**Problem statement:** Down to the last line, print the entries below exactly, and keep every picture out of the copy.

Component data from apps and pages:
• • • • •

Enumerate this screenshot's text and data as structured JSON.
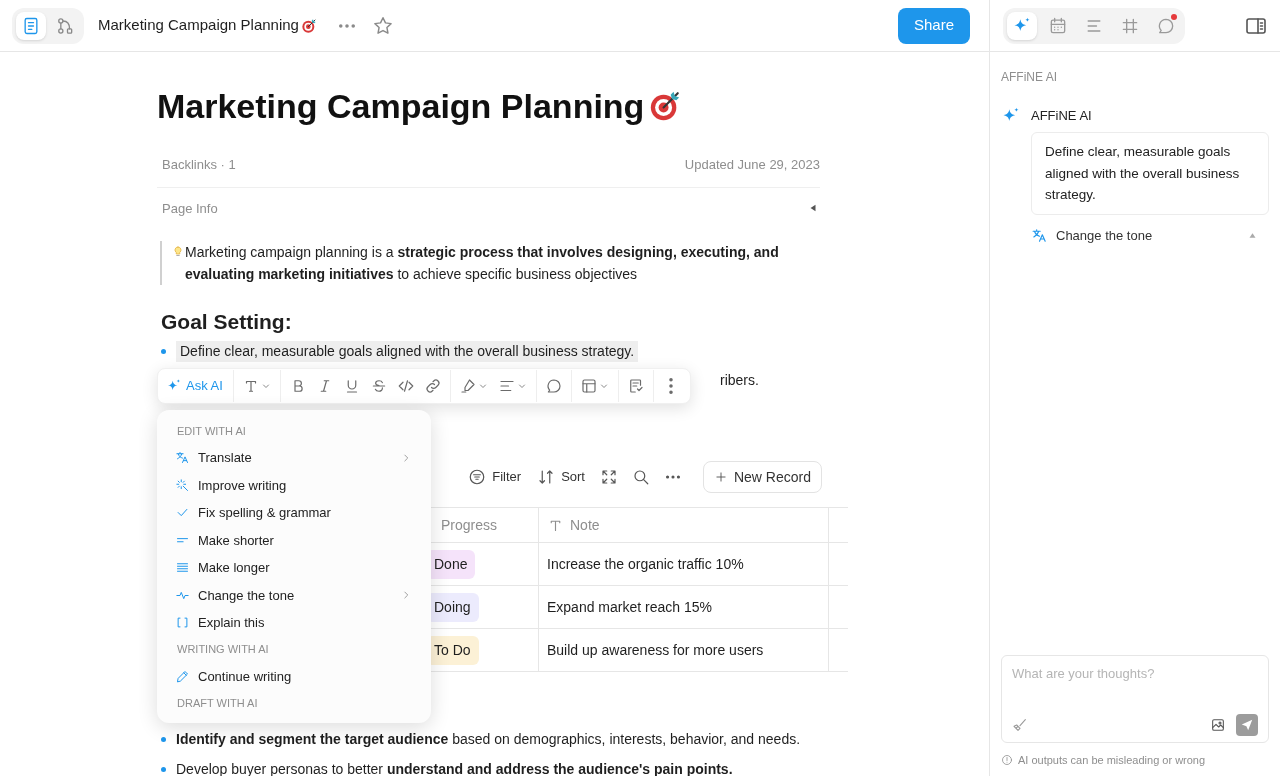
{
  "header": {
    "view_tabs": [
      {
        "kind": "page",
        "selected": true
      },
      {
        "kind": "edgeless",
        "selected": false
      }
    ],
    "title": "Marketing Campaign Planning",
    "share": "Share"
  },
  "sidebar_tabs": [
    {
      "kind": "ai",
      "selected": true,
      "unread": false
    },
    {
      "kind": "calendar",
      "selected": false,
      "unread": false
    },
    {
      "kind": "outline",
      "selected": false,
      "unread": false
    },
    {
      "kind": "frames",
      "selected": false,
      "unread": false
    },
    {
      "kind": "comments",
      "selected": false,
      "unread": true
    }
  ],
  "doc": {
    "title": "Marketing Campaign Planning",
    "backlinks": "Backlinks · 1",
    "updated": "Updated June 29, 2023",
    "page_info": {
      "label": "Page Info",
      "expanded": false
    },
    "callout": "Marketing campaign planning is a **strategic process that involves designing, executing, and evaluating marketing initiatives** to achieve specific business objectives",
    "heading": "Goal Setting:",
    "goal_bullets": [
      {
        "text": "Define clear, measurable goals aligned with the overall business strategy.",
        "selected": true
      },
      {
        "text": "ribers.",
        "selected": false
      }
    ],
    "database": {
      "toolbar": {
        "filter": "Filter",
        "sort": "Sort",
        "new_record": "New Record"
      },
      "columns": [
        {
          "label": "Progress",
          "kind": "select"
        },
        {
          "label": "Note",
          "kind": "text"
        }
      ],
      "rows": [
        {
          "progress": "Done",
          "color": "#f5e3fa",
          "note": "Increase the organic traffic 10%"
        },
        {
          "progress": "Doing",
          "color": "#ecebfd",
          "note": "Expand market reach 15%"
        },
        {
          "progress": "To Do",
          "color": "#fcf1d6",
          "note": "Build up awareness for more users"
        }
      ]
    },
    "audience_bullets": [
      {
        "text": "**Identify and segment the target audience** based on demographics, interests, behavior, and needs."
      },
      {
        "text": "Develop buyer personas to better **understand and address the audience's pain points.**"
      }
    ]
  },
  "format_toolbar": {
    "ask_ai": "Ask AI",
    "groups": [
      [
        {
          "kind": "text",
          "dropdown": true
        }
      ],
      [
        {
          "kind": "bold",
          "dropdown": false
        },
        {
          "kind": "italic",
          "dropdown": false
        },
        {
          "kind": "underline",
          "dropdown": false
        },
        {
          "kind": "strikethrough",
          "dropdown": false
        },
        {
          "kind": "code",
          "dropdown": false
        },
        {
          "kind": "link",
          "dropdown": false
        }
      ],
      [
        {
          "kind": "highlight",
          "dropdown": true
        },
        {
          "kind": "align",
          "dropdown": true
        }
      ],
      [
        {
          "kind": "comment",
          "dropdown": false
        }
      ],
      [
        {
          "kind": "layout",
          "dropdown": true
        }
      ],
      [
        {
          "kind": "note",
          "dropdown": false
        }
      ],
      [
        {
          "kind": "more",
          "dropdown": false
        }
      ]
    ]
  },
  "ai_menu": [
    {
      "section": "EDIT WITH AI",
      "items": [
        {
          "label": "Translate",
          "kind": "translate",
          "submenu": true
        },
        {
          "label": "Improve writing",
          "kind": "improve",
          "submenu": false
        },
        {
          "label": "Fix spelling & grammar",
          "kind": "check",
          "submenu": false
        },
        {
          "label": "Make shorter",
          "kind": "shorter",
          "submenu": false
        },
        {
          "label": "Make longer",
          "kind": "longer",
          "submenu": false
        },
        {
          "label": "Change the tone",
          "kind": "tone",
          "submenu": true
        },
        {
          "label": "Explain this",
          "kind": "explain",
          "submenu": false
        }
      ]
    },
    {
      "section": "WRITING WITH AI",
      "items": [
        {
          "label": "Continue writing",
          "kind": "pencil",
          "submenu": false
        }
      ]
    },
    {
      "section": "DRAFT WITH AI"
    }
  ],
  "ai_panel": {
    "heading": "AFFiNE AI",
    "sender": "AFFiNE AI",
    "quote": "Define clear, measurable goals aligned with the overall business strategy.",
    "action": {
      "label": "Change the tone",
      "expanded": true
    },
    "placeholder": "What are your thoughts?",
    "disclaimer": "AI outputs can be misleading or wrong"
  }
}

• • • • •

**Task result:**
Enumerate this screenshot's text and data as structured JSON.
{
  "header": {
    "view_tabs": [
      {
        "kind": "page",
        "selected": true
      },
      {
        "kind": "edgeless",
        "selected": false
      }
    ],
    "title": "Marketing Campaign Planning",
    "share": "Share"
  },
  "sidebar_tabs": [
    {
      "kind": "ai",
      "selected": true,
      "unread": false
    },
    {
      "kind": "calendar",
      "selected": false,
      "unread": false
    },
    {
      "kind": "outline",
      "selected": false,
      "unread": false
    },
    {
      "kind": "frames",
      "selected": false,
      "unread": false
    },
    {
      "kind": "comments",
      "selected": false,
      "unread": true
    }
  ],
  "doc": {
    "title": "Marketing Campaign Planning",
    "backlinks": "Backlinks · 1",
    "updated": "Updated June 29, 2023",
    "page_info": {
      "label": "Page Info",
      "expanded": false
    },
    "callout": "Marketing campaign planning is a **strategic process that involves designing, executing, and evaluating marketing initiatives** to achieve specific business objectives",
    "heading": "Goal Setting:",
    "goal_bullets": [
      {
        "text": "Define clear, measurable goals aligned with the overall business strategy.",
        "selected": true
      },
      {
        "text": "ribers.",
        "selected": false
      }
    ],
    "database": {
      "toolbar": {
        "filter": "Filter",
        "sort": "Sort",
        "new_record": "New Record"
      },
      "columns": [
        {
          "label": "Progress",
          "kind": "select"
        },
        {
          "label": "Note",
          "kind": "text"
        }
      ],
      "rows": [
        {
          "progress": "Done",
          "color": "#f5e3fa",
          "note": "Increase the organic traffic 10%"
        },
        {
          "progress": "Doing",
          "color": "#ecebfd",
          "note": "Expand market reach 15%"
        },
        {
          "progress": "To Do",
          "color": "#fcf1d6",
          "note": "Build up awareness for more users"
        }
      ]
    },
    "audience_bullets": [
      {
        "text": "**Identify and segment the target audience** based on demographics, interests, behavior, and needs."
      },
      {
        "text": "Develop buyer personas to better **understand and address the audience's pain points.**"
      }
    ]
  },
  "format_toolbar": {
    "ask_ai": "Ask AI",
    "groups": [
      [
        {
          "kind": "text",
          "dropdown": true
        }
      ],
      [
        {
          "kind": "bold",
          "dropdown": false
        },
        {
          "kind": "italic",
          "dropdown": false
        },
        {
          "kind": "underline",
          "dropdown": false
        },
        {
          "kind": "strikethrough",
          "dropdown": false
        },
        {
          "kind": "code",
          "dropdown": false
        },
        {
          "kind": "link",
          "dropdown": false
        }
      ],
      [
        {
          "kind": "highlight",
          "dropdown": true
        },
        {
          "kind": "align",
          "dropdown": true
        }
      ],
      [
        {
          "kind": "comment",
          "dropdown": false
        }
      ],
      [
        {
          "kind": "layout",
          "dropdown": true
        }
      ],
      [
        {
          "kind": "note",
          "dropdown": false
        }
      ],
      [
        {
          "kind": "more",
          "dropdown": false
        }
      ]
    ]
  },
  "ai_menu": [
    {
      "section": "EDIT WITH AI",
      "items": [
        {
          "label": "Translate",
          "kind": "translate",
          "submenu": true
        },
        {
          "label": "Improve writing",
          "kind": "improve",
          "submenu": false
        },
        {
          "label": "Fix spelling & grammar",
          "kind": "check",
          "submenu": false
        },
        {
          "label": "Make shorter",
          "kind": "shorter",
          "submenu": false
        },
        {
          "label": "Make longer",
          "kind": "longer",
          "submenu": false
        },
        {
          "label": "Change the tone",
          "kind": "tone",
          "submenu": true
        },
        {
          "label": "Explain this",
          "kind": "explain",
          "submenu": false
        }
      ]
    },
    {
      "section": "WRITING WITH AI",
      "items": [
        {
          "label": "Continue writing",
          "kind": "pencil",
          "submenu": false
        }
      ]
    },
    {
      "section": "DRAFT WITH AI"
    }
  ],
  "ai_panel": {
    "heading": "AFFiNE AI",
    "sender": "AFFiNE AI",
    "quote": "Define clear, measurable goals aligned with the overall business strategy.",
    "action": {
      "label": "Change the tone",
      "expanded": true
    },
    "placeholder": "What are your thoughts?",
    "disclaimer": "AI outputs can be misleading or wrong"
  }
}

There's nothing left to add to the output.